### WORK ITEM:
Look through the entries for the string "table", and copy each line that holds it.

----- EXERCISE DATA

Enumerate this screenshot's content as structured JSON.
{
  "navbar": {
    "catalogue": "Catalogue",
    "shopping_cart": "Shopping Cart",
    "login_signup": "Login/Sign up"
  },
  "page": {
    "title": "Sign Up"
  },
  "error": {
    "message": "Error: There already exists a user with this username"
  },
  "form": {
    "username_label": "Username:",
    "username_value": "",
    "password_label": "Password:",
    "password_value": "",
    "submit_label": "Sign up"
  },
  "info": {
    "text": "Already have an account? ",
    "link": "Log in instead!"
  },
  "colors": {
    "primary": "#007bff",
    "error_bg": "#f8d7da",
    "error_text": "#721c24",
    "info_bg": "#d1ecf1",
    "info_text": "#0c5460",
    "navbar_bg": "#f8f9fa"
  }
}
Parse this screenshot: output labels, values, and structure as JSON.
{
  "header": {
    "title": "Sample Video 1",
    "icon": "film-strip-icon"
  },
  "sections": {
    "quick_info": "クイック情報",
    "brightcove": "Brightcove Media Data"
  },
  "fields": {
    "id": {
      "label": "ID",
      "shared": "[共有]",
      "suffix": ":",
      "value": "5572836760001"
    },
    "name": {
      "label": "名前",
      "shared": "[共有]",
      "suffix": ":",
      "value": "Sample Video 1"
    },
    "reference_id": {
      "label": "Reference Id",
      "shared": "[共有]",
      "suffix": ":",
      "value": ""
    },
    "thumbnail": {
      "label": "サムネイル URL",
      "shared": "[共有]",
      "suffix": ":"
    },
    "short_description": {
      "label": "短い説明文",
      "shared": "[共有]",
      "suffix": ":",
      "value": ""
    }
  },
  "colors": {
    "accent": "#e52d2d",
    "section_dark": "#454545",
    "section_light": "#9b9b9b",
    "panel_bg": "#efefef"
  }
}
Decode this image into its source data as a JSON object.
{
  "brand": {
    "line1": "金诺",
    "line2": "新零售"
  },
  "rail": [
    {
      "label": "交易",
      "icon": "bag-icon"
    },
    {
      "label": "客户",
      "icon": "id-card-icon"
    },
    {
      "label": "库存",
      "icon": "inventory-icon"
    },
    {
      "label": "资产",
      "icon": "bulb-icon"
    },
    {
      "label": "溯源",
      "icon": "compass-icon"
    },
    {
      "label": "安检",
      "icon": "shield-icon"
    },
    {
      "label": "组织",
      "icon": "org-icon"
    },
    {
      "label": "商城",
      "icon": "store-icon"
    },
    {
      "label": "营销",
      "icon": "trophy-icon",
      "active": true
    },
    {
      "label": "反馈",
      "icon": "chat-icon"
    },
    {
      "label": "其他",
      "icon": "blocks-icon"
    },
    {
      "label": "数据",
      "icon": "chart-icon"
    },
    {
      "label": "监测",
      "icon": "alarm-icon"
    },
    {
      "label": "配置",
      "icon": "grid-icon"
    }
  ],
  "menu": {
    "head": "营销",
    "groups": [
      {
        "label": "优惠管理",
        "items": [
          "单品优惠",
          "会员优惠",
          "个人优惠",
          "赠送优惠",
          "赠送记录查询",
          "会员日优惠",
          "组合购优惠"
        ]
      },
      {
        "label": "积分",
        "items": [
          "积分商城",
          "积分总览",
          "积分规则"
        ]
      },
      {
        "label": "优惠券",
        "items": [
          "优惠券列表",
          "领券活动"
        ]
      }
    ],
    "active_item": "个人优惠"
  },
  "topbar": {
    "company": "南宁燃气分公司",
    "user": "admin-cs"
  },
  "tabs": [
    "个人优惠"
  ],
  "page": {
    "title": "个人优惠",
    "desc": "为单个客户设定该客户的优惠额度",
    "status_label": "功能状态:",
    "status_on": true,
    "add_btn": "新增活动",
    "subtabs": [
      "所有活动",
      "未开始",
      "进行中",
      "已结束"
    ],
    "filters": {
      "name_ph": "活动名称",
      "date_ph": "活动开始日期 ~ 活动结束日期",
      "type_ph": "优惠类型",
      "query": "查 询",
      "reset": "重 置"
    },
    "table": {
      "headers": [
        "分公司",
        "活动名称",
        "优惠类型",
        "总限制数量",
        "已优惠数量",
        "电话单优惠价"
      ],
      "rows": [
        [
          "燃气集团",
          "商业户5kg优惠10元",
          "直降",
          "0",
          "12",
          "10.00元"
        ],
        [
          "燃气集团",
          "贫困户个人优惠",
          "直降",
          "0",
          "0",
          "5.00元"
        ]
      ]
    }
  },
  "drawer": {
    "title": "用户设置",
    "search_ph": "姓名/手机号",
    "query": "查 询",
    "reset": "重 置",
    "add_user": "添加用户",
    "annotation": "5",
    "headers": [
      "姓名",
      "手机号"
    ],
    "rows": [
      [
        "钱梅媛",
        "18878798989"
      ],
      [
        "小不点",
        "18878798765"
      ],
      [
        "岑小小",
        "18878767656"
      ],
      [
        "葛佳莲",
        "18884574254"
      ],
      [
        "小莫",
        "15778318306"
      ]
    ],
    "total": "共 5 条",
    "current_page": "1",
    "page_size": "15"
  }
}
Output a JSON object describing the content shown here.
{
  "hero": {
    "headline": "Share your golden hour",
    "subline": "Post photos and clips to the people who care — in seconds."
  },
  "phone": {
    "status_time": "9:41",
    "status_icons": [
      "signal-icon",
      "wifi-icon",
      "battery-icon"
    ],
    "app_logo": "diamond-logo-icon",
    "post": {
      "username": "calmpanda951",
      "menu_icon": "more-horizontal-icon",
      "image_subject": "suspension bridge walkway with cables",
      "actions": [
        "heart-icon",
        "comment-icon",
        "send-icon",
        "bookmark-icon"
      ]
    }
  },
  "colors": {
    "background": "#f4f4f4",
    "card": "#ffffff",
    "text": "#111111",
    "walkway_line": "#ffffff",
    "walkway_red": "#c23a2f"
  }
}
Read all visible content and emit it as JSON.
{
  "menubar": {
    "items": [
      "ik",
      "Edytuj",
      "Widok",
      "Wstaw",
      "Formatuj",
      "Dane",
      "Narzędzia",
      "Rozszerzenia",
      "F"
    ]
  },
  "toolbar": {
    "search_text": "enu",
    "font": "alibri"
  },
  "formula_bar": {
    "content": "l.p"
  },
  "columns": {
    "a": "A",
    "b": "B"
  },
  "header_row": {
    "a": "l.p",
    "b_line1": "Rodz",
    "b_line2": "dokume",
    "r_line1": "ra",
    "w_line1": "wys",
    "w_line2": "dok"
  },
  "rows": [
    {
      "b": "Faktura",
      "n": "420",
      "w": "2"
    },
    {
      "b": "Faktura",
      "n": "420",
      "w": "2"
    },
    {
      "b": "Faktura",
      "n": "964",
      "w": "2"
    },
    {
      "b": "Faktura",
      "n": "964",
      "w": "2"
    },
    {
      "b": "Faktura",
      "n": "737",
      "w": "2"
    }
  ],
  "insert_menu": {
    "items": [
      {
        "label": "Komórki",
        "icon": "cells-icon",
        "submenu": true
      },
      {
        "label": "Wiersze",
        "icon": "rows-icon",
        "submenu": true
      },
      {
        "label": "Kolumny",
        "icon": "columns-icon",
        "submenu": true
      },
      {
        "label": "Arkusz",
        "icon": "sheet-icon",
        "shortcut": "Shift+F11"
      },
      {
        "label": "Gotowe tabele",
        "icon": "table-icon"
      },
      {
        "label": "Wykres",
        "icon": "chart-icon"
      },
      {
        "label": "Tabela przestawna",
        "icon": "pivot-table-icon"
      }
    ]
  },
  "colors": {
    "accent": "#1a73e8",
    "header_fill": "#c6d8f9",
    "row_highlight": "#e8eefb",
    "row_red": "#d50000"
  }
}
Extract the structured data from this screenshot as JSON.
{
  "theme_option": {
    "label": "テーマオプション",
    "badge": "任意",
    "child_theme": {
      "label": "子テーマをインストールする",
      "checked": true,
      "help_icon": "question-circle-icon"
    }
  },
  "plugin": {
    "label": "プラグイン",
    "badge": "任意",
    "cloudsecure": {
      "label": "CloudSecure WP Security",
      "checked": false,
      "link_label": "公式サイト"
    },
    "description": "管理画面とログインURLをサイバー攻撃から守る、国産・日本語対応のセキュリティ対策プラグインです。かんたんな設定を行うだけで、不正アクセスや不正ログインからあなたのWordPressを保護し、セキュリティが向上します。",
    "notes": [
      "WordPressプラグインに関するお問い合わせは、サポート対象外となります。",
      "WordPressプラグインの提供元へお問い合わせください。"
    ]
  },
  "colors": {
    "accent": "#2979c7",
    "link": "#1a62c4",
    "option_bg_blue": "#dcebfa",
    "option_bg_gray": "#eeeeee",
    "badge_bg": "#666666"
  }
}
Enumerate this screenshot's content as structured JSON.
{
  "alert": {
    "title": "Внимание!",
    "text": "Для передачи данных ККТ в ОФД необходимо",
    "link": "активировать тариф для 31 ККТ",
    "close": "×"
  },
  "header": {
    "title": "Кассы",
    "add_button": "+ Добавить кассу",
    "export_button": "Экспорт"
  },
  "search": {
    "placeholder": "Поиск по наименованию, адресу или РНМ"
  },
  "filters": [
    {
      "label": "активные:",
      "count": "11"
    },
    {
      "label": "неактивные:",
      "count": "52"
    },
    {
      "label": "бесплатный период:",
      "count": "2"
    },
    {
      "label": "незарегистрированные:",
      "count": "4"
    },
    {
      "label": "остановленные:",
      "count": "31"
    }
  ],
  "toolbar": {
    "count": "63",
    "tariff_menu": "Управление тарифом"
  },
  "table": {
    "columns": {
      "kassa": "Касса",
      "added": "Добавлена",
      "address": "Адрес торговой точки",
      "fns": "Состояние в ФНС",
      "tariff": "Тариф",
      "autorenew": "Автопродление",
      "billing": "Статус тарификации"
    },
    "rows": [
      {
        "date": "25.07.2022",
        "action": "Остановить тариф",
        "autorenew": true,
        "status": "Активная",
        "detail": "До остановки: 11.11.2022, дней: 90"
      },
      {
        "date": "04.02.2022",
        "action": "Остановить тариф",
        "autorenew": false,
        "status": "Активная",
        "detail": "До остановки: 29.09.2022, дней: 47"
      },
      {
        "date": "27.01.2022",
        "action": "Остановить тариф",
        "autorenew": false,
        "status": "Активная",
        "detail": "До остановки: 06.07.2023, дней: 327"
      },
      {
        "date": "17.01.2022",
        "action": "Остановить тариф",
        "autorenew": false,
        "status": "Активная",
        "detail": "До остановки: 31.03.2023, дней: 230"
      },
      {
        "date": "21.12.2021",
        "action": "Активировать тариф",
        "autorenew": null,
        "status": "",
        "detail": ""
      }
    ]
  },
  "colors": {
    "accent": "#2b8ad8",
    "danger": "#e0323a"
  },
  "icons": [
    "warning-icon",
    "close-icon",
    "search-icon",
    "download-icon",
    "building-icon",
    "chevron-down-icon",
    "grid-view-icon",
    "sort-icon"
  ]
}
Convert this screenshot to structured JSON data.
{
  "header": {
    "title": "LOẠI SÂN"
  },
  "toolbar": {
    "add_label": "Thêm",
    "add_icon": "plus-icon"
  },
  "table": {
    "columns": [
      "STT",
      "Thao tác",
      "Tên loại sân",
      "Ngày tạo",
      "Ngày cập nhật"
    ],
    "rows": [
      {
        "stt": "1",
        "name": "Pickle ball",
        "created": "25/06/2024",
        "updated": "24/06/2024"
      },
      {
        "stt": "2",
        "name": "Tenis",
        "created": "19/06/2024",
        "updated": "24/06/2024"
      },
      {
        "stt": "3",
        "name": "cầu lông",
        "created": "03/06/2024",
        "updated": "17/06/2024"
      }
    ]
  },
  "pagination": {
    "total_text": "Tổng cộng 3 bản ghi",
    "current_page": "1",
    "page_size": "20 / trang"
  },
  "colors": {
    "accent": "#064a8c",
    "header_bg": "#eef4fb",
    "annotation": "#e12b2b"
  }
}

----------

### SOLUTION:
    "table": {
        "icon": "table-icon"
        "icon": "pivot-table-icon"
  "table": {
  "table": {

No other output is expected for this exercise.